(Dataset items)

.....

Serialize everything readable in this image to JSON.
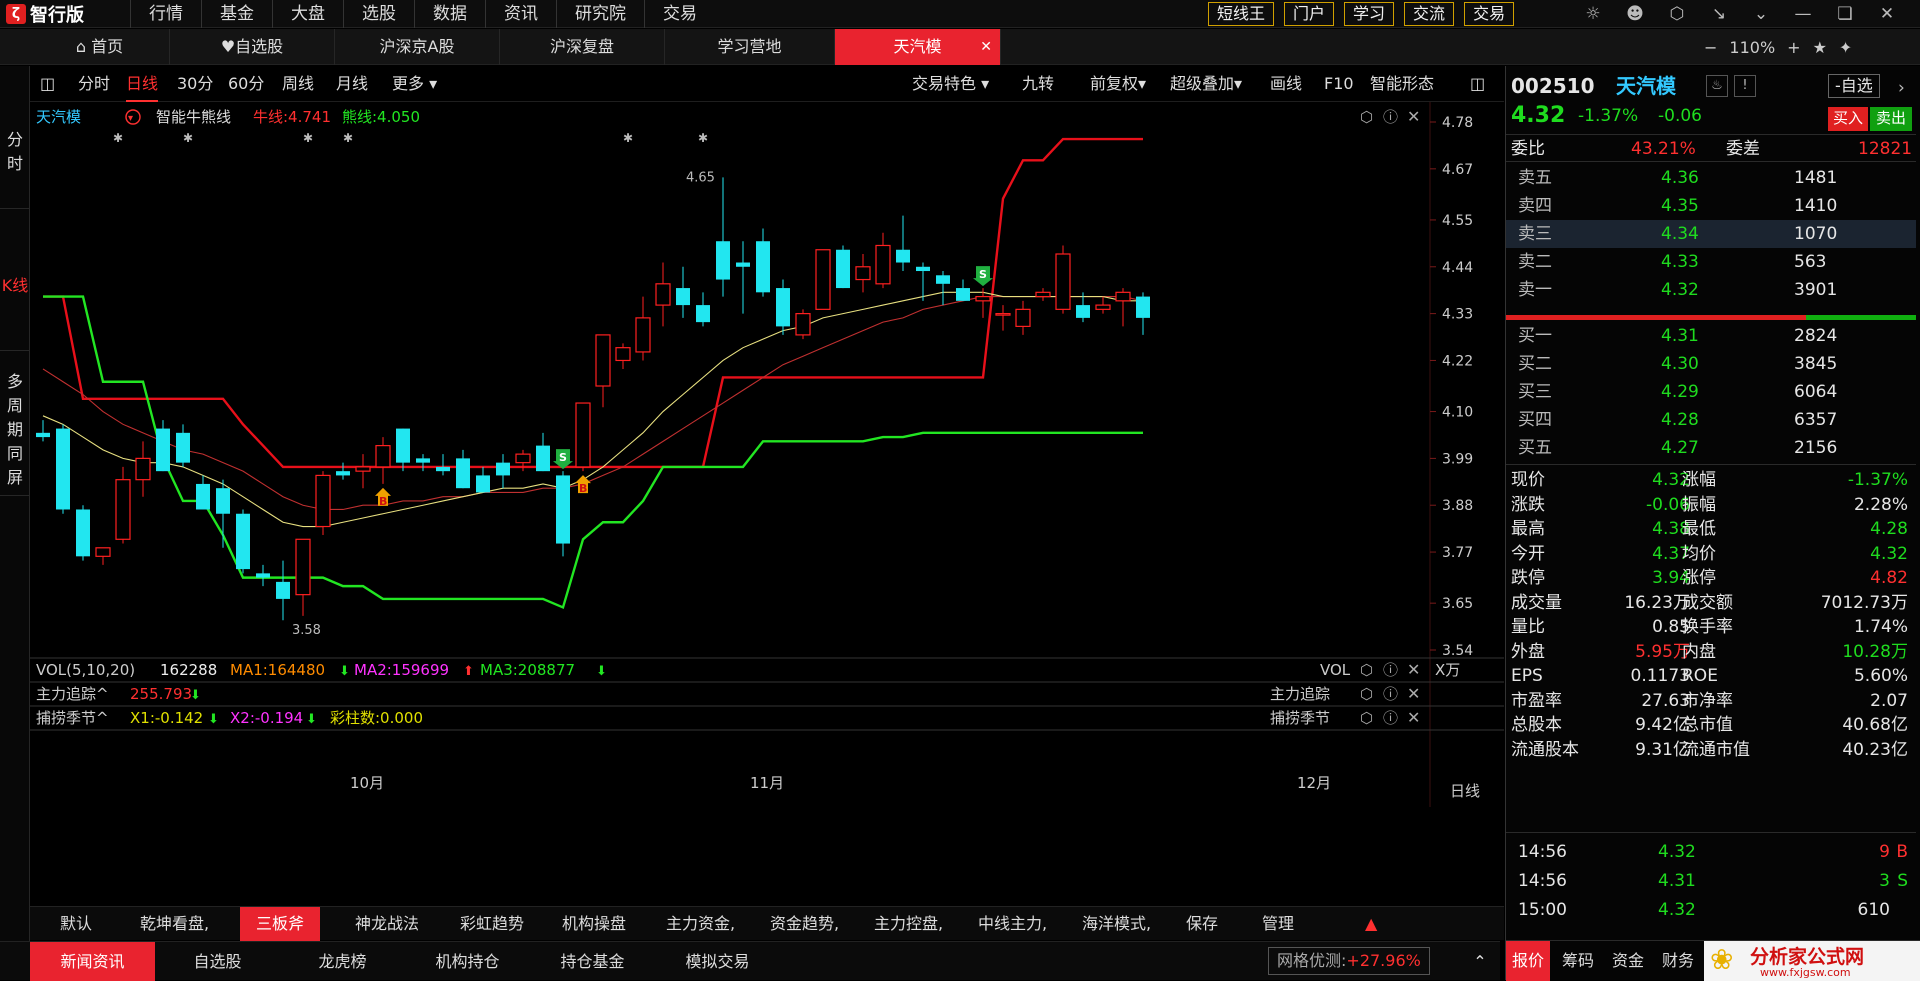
{
  "app": {
    "name": "智行版",
    "logo_glyph": "ζ"
  },
  "top_menu": [
    "行情",
    "基金",
    "大盘",
    "选股",
    "数据",
    "资讯",
    "研究院",
    "交易"
  ],
  "top_buttons": [
    "短线王",
    "门户",
    "学习",
    "交流",
    "交易"
  ],
  "top_icons": [
    "cat-icon",
    "user-icon",
    "hex-icon",
    "minimize-arrows-icon",
    "chevron-down-icon",
    "minimize-icon",
    "restore-icon",
    "close-icon"
  ],
  "tabs": [
    {
      "label": "首页",
      "icon": "home-icon"
    },
    {
      "label": "自选股",
      "icon": "heart-icon"
    },
    {
      "label": "沪深京A股"
    },
    {
      "label": "沪深复盘"
    },
    {
      "label": "学习营地"
    },
    {
      "label": "天汽模",
      "active": true
    }
  ],
  "zoom": {
    "level": "110%",
    "minus": "−",
    "plus": "+"
  },
  "left_tabs": [
    "分时",
    "K线",
    "多周期同屏"
  ],
  "chart_toolbar": {
    "left": [
      "分时",
      "日线",
      "30分",
      "60分",
      "周线",
      "月线",
      "更多"
    ],
    "active": "日线",
    "right": [
      "交易特色",
      "九转",
      "前复权",
      "超级叠加",
      "画线",
      "F10",
      "智能形态"
    ]
  },
  "chart_header": {
    "name": "天汽模",
    "indicator": "智能牛熊线",
    "bull_label": "牛线:4.741",
    "bear_label": "熊线:4.050",
    "high_mark": "4.65",
    "low_mark": "3.58"
  },
  "vol_header": {
    "label": "VOL(5,10,20)",
    "value": "162288",
    "ma1": "MA1:164480",
    "ma2": "MA2:159699",
    "ma3": "MA3:208877",
    "right_label": "VOL",
    "unit": "X万"
  },
  "sub1": {
    "label": "主力追踪^",
    "value": "255.793",
    "right_label": "主力追踪"
  },
  "sub2": {
    "label": "捕捞季节^",
    "x1": "X1:-0.142",
    "x2": "X2:-0.194",
    "bars": "彩柱数:0.000",
    "right_label": "捕捞季节"
  },
  "x_axis": {
    "labels": [
      "10月",
      "11月",
      "12月"
    ],
    "period": "日线"
  },
  "indicator_tabs": [
    "默认",
    "乾坤看盘,",
    "三板斧",
    "神龙战法",
    "彩虹趋势",
    "机构操盘",
    "主力资金,",
    "资金趋势,",
    "主力控盘,",
    "中线主力,",
    "海洋模式,",
    "保存",
    "管理"
  ],
  "indicator_active": "三板斧",
  "bottom_tabs": [
    "新闻资讯",
    "自选股",
    "龙虎榜",
    "机构持仓",
    "持仓基金",
    "模拟交易"
  ],
  "bottom_active": "新闻资讯",
  "optimize": {
    "label": "网格优测:",
    "value": "+27.96%"
  },
  "quote": {
    "code": "002510",
    "name": "天汽模",
    "price": "4.32",
    "change_pct": "-1.37%",
    "change": "-0.06",
    "add_watch": "-自选",
    "buy": "买入",
    "sell": "卖出",
    "weibi_label": "委比",
    "weibi": "43.21%",
    "weicha_label": "委差",
    "weicha": "12821",
    "asks": [
      {
        "label": "卖五",
        "price": "4.36",
        "vol": "1481"
      },
      {
        "label": "卖四",
        "price": "4.35",
        "vol": "1410"
      },
      {
        "label": "卖三",
        "price": "4.34",
        "vol": "1070"
      },
      {
        "label": "卖二",
        "price": "4.33",
        "vol": "563"
      },
      {
        "label": "卖一",
        "price": "4.32",
        "vol": "3901"
      }
    ],
    "bids": [
      {
        "label": "买一",
        "price": "4.31",
        "vol": "2824"
      },
      {
        "label": "买二",
        "price": "4.30",
        "vol": "3845"
      },
      {
        "label": "买三",
        "price": "4.29",
        "vol": "6064"
      },
      {
        "label": "买四",
        "price": "4.28",
        "vol": "6357"
      },
      {
        "label": "买五",
        "price": "4.27",
        "vol": "2156"
      }
    ],
    "stats": [
      [
        "现价",
        "4.32",
        "涨幅",
        "-1.37%"
      ],
      [
        "涨跌",
        "-0.06",
        "振幅",
        "2.28%"
      ],
      [
        "最高",
        "4.38",
        "最低",
        "4.28"
      ],
      [
        "今开",
        "4.37",
        "均价",
        "4.32"
      ],
      [
        "跌停",
        "3.94",
        "涨停",
        "4.82"
      ],
      [
        "成交量",
        "16.23万",
        "成交额",
        "7012.73万"
      ],
      [
        "量比",
        "0.85",
        "换手率",
        "1.74%"
      ],
      [
        "外盘",
        "5.95万",
        "内盘",
        "10.28万"
      ],
      [
        "EPS",
        "0.1173",
        "ROE",
        "5.60%"
      ],
      [
        "市盈率",
        "27.63",
        "市净率",
        "2.07"
      ],
      [
        "总股本",
        "9.42亿",
        "总市值",
        "40.68亿"
      ],
      [
        "流通股本",
        "9.31亿",
        "流通市值",
        "40.23亿"
      ]
    ],
    "ticks": [
      {
        "time": "14:56",
        "price": "4.32",
        "vol": "9",
        "side": "B"
      },
      {
        "time": "14:56",
        "price": "4.31",
        "vol": "3",
        "side": "S"
      },
      {
        "time": "15:00",
        "price": "4.32",
        "vol": "610",
        "side": ""
      }
    ],
    "bottom_tabs": [
      "报价",
      "筹码",
      "资金",
      "财务"
    ],
    "watermark": {
      "cn": "分析家公式网",
      "url": "www.fxjgsw.com"
    }
  },
  "colors": {
    "up": "#ff2020",
    "down": "#22e6f0",
    "bull": "#e8101a",
    "bear": "#22e622",
    "ma_yellow": "#e8e080",
    "ma_red": "#c03030"
  },
  "chart_data": {
    "type": "candlestick",
    "y_ticks": [
      "4.78",
      "4.67",
      "4.55",
      "4.44",
      "4.33",
      "4.22",
      "4.10",
      "3.99",
      "3.88",
      "3.77",
      "3.65",
      "3.54"
    ],
    "ylim": [
      3.54,
      4.78
    ],
    "candles": [
      {
        "o": 4.05,
        "h": 4.08,
        "l": 4.03,
        "c": 4.04
      },
      {
        "o": 4.06,
        "h": 4.07,
        "l": 3.86,
        "c": 3.87
      },
      {
        "o": 3.87,
        "h": 3.88,
        "l": 3.75,
        "c": 3.76
      },
      {
        "o": 3.76,
        "h": 3.78,
        "l": 3.74,
        "c": 3.78
      },
      {
        "o": 3.8,
        "h": 3.97,
        "l": 3.79,
        "c": 3.94
      },
      {
        "o": 3.94,
        "h": 4.03,
        "l": 3.9,
        "c": 3.99
      },
      {
        "o": 4.06,
        "h": 4.08,
        "l": 3.96,
        "c": 3.96
      },
      {
        "o": 4.05,
        "h": 4.07,
        "l": 3.97,
        "c": 3.98
      },
      {
        "o": 3.93,
        "h": 3.95,
        "l": 3.87,
        "c": 3.87
      },
      {
        "o": 3.92,
        "h": 3.94,
        "l": 3.78,
        "c": 3.86
      },
      {
        "o": 3.86,
        "h": 3.87,
        "l": 3.72,
        "c": 3.73
      },
      {
        "o": 3.72,
        "h": 3.74,
        "l": 3.69,
        "c": 3.71
      },
      {
        "o": 3.7,
        "h": 3.75,
        "l": 3.61,
        "c": 3.66
      },
      {
        "o": 3.67,
        "h": 3.77,
        "l": 3.62,
        "c": 3.8
      },
      {
        "o": 3.83,
        "h": 3.96,
        "l": 3.81,
        "c": 3.95
      },
      {
        "o": 3.96,
        "h": 3.98,
        "l": 3.94,
        "c": 3.95
      },
      {
        "o": 3.96,
        "h": 4.0,
        "l": 3.92,
        "c": 3.97
      },
      {
        "o": 3.97,
        "h": 4.04,
        "l": 3.93,
        "c": 4.02
      },
      {
        "o": 4.06,
        "h": 4.06,
        "l": 3.96,
        "c": 3.98
      },
      {
        "o": 3.99,
        "h": 4.0,
        "l": 3.96,
        "c": 3.98
      },
      {
        "o": 3.97,
        "h": 4.0,
        "l": 3.95,
        "c": 3.96
      },
      {
        "o": 3.99,
        "h": 4.01,
        "l": 3.92,
        "c": 3.92
      },
      {
        "o": 3.95,
        "h": 3.97,
        "l": 3.91,
        "c": 3.91
      },
      {
        "o": 3.98,
        "h": 4.0,
        "l": 3.92,
        "c": 3.95
      },
      {
        "o": 3.98,
        "h": 4.01,
        "l": 3.96,
        "c": 4.0
      },
      {
        "o": 4.02,
        "h": 4.05,
        "l": 3.96,
        "c": 3.96
      },
      {
        "o": 3.95,
        "h": 3.96,
        "l": 3.76,
        "c": 3.79
      },
      {
        "o": 3.97,
        "h": 4.12,
        "l": 3.96,
        "c": 4.12
      },
      {
        "o": 4.16,
        "h": 4.28,
        "l": 4.11,
        "c": 4.28
      },
      {
        "o": 4.22,
        "h": 4.26,
        "l": 4.2,
        "c": 4.25
      },
      {
        "o": 4.24,
        "h": 4.37,
        "l": 4.22,
        "c": 4.32
      },
      {
        "o": 4.35,
        "h": 4.45,
        "l": 4.3,
        "c": 4.4
      },
      {
        "o": 4.39,
        "h": 4.44,
        "l": 4.32,
        "c": 4.35
      },
      {
        "o": 4.35,
        "h": 4.38,
        "l": 4.3,
        "c": 4.31
      },
      {
        "o": 4.5,
        "h": 4.65,
        "l": 4.37,
        "c": 4.41
      },
      {
        "o": 4.45,
        "h": 4.5,
        "l": 4.33,
        "c": 4.44
      },
      {
        "o": 4.5,
        "h": 4.53,
        "l": 4.37,
        "c": 4.38
      },
      {
        "o": 4.39,
        "h": 4.41,
        "l": 4.28,
        "c": 4.3
      },
      {
        "o": 4.28,
        "h": 4.34,
        "l": 4.27,
        "c": 4.33
      },
      {
        "o": 4.34,
        "h": 4.48,
        "l": 4.34,
        "c": 4.48
      },
      {
        "o": 4.48,
        "h": 4.49,
        "l": 4.39,
        "c": 4.39
      },
      {
        "o": 4.41,
        "h": 4.47,
        "l": 4.38,
        "c": 4.44
      },
      {
        "o": 4.4,
        "h": 4.52,
        "l": 4.39,
        "c": 4.49
      },
      {
        "o": 4.48,
        "h": 4.56,
        "l": 4.43,
        "c": 4.45
      },
      {
        "o": 4.44,
        "h": 4.45,
        "l": 4.36,
        "c": 4.43
      },
      {
        "o": 4.42,
        "h": 4.43,
        "l": 4.35,
        "c": 4.4
      },
      {
        "o": 4.39,
        "h": 4.41,
        "l": 4.36,
        "c": 4.36
      },
      {
        "o": 4.36,
        "h": 4.39,
        "l": 4.32,
        "c": 4.37
      },
      {
        "o": 4.33,
        "h": 4.35,
        "l": 4.29,
        "c": 4.33
      },
      {
        "o": 4.3,
        "h": 4.36,
        "l": 4.28,
        "c": 4.34
      },
      {
        "o": 4.37,
        "h": 4.39,
        "l": 4.36,
        "c": 4.38
      },
      {
        "o": 4.34,
        "h": 4.49,
        "l": 4.33,
        "c": 4.47
      },
      {
        "o": 4.35,
        "h": 4.38,
        "l": 4.31,
        "c": 4.32
      },
      {
        "o": 4.34,
        "h": 4.37,
        "l": 4.33,
        "c": 4.35
      },
      {
        "o": 4.36,
        "h": 4.39,
        "l": 4.3,
        "c": 4.38
      },
      {
        "o": 4.37,
        "h": 4.38,
        "l": 4.28,
        "c": 4.32
      }
    ],
    "bull_line": [
      4.37,
      4.37,
      4.13,
      4.13,
      4.13,
      4.13,
      4.13,
      4.13,
      4.13,
      4.13,
      4.07,
      4.02,
      3.97,
      3.97,
      3.97,
      3.97,
      3.97,
      3.97,
      3.97,
      3.97,
      3.97,
      3.97,
      3.97,
      3.97,
      3.97,
      3.97,
      3.97,
      3.97,
      3.97,
      3.97,
      3.97,
      3.97,
      3.97,
      3.97,
      4.18,
      4.18,
      4.18,
      4.18,
      4.18,
      4.18,
      4.18,
      4.18,
      4.18,
      4.18,
      4.18,
      4.18,
      4.18,
      4.18,
      4.6,
      4.69,
      4.69,
      4.74,
      4.74,
      4.74,
      4.74,
      4.74
    ],
    "bear_line": [
      4.37,
      4.37,
      4.37,
      4.17,
      4.17,
      4.17,
      3.99,
      3.89,
      3.89,
      3.81,
      3.71,
      3.71,
      3.71,
      3.71,
      3.71,
      3.69,
      3.69,
      3.66,
      3.66,
      3.66,
      3.66,
      3.66,
      3.66,
      3.66,
      3.66,
      3.66,
      3.64,
      3.8,
      3.84,
      3.84,
      3.89,
      3.97,
      3.97,
      3.97,
      3.97,
      3.97,
      4.03,
      4.03,
      4.03,
      4.03,
      4.03,
      4.03,
      4.04,
      4.04,
      4.05,
      4.05,
      4.05,
      4.05,
      4.05,
      4.05,
      4.05,
      4.05,
      4.05,
      4.05,
      4.05,
      4.05
    ],
    "ma_yellow": [
      4.09,
      4.07,
      4.04,
      4.01,
      3.99,
      3.98,
      3.98,
      3.97,
      3.95,
      3.93,
      3.9,
      3.87,
      3.84,
      3.83,
      3.83,
      3.84,
      3.85,
      3.86,
      3.87,
      3.88,
      3.89,
      3.9,
      3.91,
      3.92,
      3.92,
      3.93,
      3.92,
      3.94,
      3.97,
      4.01,
      4.05,
      4.1,
      4.14,
      4.18,
      4.22,
      4.25,
      4.27,
      4.29,
      4.3,
      4.32,
      4.33,
      4.34,
      4.35,
      4.36,
      4.37,
      4.38,
      4.38,
      4.38,
      4.37,
      4.37,
      4.37,
      4.37,
      4.37,
      4.37,
      4.36,
      4.36
    ],
    "ma_red": [
      4.2,
      4.17,
      4.14,
      4.1,
      4.07,
      4.05,
      4.03,
      4.01,
      4.0,
      3.98,
      3.96,
      3.93,
      3.9,
      3.88,
      3.87,
      3.87,
      3.88,
      3.88,
      3.89,
      3.89,
      3.9,
      3.9,
      3.91,
      3.91,
      3.91,
      3.92,
      3.92,
      3.93,
      3.95,
      3.97,
      4.0,
      4.03,
      4.06,
      4.09,
      4.12,
      4.15,
      4.18,
      4.21,
      4.23,
      4.25,
      4.27,
      4.29,
      4.31,
      4.32,
      4.34,
      4.35,
      4.36,
      4.37,
      4.37,
      4.37,
      4.37,
      4.37,
      4.37,
      4.37,
      4.37,
      4.36
    ],
    "signals": [
      {
        "index": 17,
        "type": "B"
      },
      {
        "index": 26,
        "type": "S"
      },
      {
        "index": 27,
        "type": "B"
      },
      {
        "index": 47,
        "type": "S"
      }
    ]
  }
}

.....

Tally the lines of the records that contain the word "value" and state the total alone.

Response area –
3